- Exercise details:
Return every entry below exactly as written.

- Saved data entries:
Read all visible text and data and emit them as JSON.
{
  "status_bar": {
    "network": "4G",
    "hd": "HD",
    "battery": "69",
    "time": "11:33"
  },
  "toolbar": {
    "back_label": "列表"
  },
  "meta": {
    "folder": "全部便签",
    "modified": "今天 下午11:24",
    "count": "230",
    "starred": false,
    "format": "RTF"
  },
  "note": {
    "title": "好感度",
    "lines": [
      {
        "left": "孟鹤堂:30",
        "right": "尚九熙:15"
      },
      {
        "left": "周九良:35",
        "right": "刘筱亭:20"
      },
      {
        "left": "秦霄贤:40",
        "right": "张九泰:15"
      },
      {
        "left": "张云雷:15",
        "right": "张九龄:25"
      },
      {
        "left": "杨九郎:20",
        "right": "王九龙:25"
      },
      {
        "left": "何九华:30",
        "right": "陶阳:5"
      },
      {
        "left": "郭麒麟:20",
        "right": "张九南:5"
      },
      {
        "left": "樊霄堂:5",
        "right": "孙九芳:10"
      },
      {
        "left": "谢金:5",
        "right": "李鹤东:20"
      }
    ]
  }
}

- The completed task:
Read all visible text and data and emit them as JSON.
{
  "status_bar": {
    "network": "4G",
    "hd": "HD",
    "battery": "69",
    "time": "11:33"
  },
  "toolbar": {
    "back_label": "列表"
  },
  "meta": {
    "folder": "全部便签",
    "modified": "今天 下午11:24",
    "count": "230",
    "starred": false,
    "format": "RTF"
  },
  "note": {
    "title": "好感度",
    "lines": [
      {
        "left": "孟鹤堂:30",
        "right": "尚九熙:15"
      },
      {
        "left": "周九良:35",
        "right": "刘筱亭:20"
      },
      {
        "left": "秦霄贤:40",
        "right": "张九泰:15"
      },
      {
        "left": "张云雷:15",
        "right": "张九龄:25"
      },
      {
        "left": "杨九郎:20",
        "right": "王九龙:25"
      },
      {
        "left": "何九华:30",
        "right": "陶阳:5"
      },
      {
        "left": "郭麒麟:20",
        "right": "张九南:5"
      },
      {
        "left": "樊霄堂:5",
        "right": "孙九芳:10"
      },
      {
        "left": "谢金:5",
        "right": "李鹤东:20"
      }
    ]
  }
}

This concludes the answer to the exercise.